# TASK REQUIREMENTS
Go through the entries below and return every line that contains "Öznitelik".

# INPUT DATA
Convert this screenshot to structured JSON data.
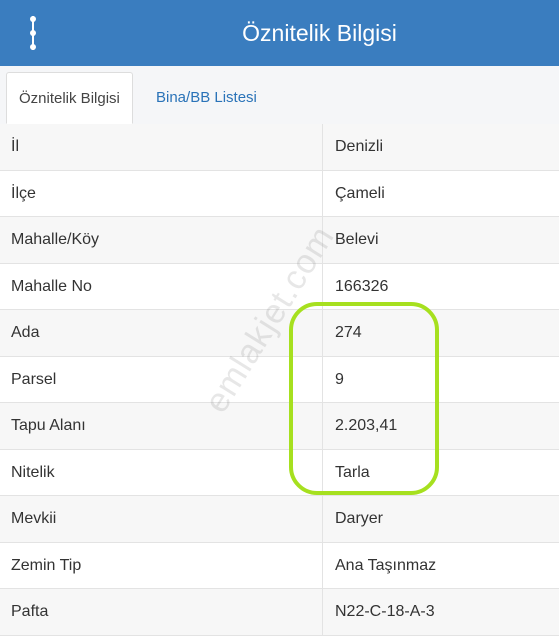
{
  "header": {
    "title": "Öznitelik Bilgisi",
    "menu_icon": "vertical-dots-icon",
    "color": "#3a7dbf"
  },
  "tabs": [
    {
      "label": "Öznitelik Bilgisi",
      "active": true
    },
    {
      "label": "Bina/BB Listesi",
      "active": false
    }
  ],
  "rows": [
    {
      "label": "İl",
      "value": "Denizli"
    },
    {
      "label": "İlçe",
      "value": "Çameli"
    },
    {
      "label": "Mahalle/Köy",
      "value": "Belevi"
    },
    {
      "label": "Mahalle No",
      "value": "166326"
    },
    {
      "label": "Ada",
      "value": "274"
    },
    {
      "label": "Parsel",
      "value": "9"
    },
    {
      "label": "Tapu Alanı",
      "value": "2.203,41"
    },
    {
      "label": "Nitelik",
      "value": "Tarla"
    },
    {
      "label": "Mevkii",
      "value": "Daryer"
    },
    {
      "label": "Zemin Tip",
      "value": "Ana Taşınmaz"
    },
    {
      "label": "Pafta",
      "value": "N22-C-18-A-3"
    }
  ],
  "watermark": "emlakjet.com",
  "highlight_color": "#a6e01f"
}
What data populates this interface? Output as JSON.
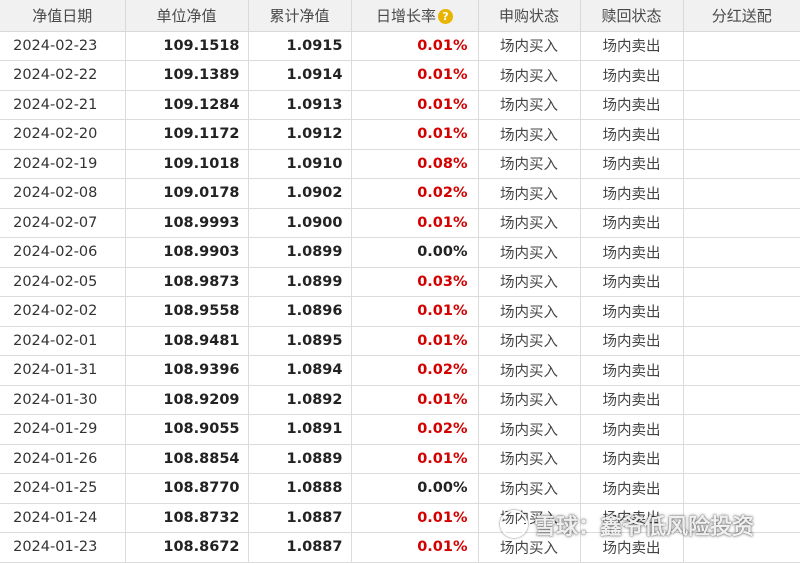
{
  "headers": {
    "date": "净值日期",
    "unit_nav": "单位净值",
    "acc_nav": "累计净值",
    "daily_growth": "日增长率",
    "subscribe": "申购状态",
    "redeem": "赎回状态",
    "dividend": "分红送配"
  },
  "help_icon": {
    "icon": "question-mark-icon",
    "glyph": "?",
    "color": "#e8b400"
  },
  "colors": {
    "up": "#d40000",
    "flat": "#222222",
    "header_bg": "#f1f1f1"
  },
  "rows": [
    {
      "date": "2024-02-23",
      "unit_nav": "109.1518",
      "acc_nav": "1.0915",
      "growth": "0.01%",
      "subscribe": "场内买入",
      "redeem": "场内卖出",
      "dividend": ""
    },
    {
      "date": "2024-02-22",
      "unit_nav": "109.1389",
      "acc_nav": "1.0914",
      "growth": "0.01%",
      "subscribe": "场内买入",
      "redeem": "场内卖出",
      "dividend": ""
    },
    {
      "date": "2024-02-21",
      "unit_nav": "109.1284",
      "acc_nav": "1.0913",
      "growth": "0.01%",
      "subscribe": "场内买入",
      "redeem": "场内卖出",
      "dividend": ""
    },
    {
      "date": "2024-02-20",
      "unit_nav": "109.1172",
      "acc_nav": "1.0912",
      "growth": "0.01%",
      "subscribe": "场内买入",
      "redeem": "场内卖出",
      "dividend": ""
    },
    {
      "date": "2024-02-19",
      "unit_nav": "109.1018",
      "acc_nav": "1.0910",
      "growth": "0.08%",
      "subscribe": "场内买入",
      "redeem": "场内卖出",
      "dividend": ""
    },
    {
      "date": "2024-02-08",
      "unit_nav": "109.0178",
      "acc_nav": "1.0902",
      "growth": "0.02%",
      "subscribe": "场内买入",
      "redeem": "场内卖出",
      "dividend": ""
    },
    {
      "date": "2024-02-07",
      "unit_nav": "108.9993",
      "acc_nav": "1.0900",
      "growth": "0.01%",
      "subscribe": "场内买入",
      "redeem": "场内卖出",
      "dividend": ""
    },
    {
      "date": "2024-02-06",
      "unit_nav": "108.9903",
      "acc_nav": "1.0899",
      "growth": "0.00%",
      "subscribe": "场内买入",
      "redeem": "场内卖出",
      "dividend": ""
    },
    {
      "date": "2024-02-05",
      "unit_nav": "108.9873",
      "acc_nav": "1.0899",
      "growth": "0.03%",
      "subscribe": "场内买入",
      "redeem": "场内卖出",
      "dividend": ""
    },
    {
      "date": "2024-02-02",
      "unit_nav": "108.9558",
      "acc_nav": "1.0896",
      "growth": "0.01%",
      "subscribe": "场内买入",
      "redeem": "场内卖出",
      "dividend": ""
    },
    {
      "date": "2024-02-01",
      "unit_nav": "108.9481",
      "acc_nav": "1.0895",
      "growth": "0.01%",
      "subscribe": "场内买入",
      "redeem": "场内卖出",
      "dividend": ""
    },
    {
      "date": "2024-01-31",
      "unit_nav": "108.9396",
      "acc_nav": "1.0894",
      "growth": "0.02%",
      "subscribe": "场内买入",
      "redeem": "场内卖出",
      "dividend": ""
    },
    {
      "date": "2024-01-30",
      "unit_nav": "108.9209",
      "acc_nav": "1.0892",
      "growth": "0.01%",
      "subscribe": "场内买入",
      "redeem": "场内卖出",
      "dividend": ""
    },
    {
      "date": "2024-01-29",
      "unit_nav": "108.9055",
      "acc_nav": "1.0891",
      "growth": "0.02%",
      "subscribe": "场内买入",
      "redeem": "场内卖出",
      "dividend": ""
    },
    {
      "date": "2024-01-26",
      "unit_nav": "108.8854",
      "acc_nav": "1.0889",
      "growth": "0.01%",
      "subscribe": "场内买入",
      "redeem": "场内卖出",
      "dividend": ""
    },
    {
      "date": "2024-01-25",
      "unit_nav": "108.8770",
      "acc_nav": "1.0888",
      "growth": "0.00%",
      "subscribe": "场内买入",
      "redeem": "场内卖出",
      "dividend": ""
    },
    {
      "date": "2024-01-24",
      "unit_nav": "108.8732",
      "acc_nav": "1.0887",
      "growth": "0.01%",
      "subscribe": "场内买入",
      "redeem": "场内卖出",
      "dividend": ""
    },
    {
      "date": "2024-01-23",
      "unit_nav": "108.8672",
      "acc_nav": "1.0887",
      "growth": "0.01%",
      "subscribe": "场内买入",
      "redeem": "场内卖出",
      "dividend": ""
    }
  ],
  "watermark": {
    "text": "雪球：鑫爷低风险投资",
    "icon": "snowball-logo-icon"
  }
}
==
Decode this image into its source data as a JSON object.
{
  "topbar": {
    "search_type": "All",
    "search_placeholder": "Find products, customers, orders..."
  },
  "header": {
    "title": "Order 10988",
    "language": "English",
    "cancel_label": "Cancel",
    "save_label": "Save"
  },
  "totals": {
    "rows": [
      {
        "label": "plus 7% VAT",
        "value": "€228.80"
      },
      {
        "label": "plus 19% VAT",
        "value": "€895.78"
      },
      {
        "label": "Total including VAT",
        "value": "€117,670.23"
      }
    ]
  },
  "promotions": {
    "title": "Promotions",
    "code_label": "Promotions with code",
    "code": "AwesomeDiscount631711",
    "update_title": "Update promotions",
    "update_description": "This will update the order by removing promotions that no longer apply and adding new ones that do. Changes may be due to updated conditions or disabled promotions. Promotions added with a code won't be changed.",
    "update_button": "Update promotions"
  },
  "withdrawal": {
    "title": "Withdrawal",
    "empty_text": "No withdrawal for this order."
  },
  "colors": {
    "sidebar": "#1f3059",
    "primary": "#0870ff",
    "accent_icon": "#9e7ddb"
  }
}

# RESULT OF THE TASK
    "title": "Öznitelik Bilgisi",
      "label": "Öznitelik Bilgisi",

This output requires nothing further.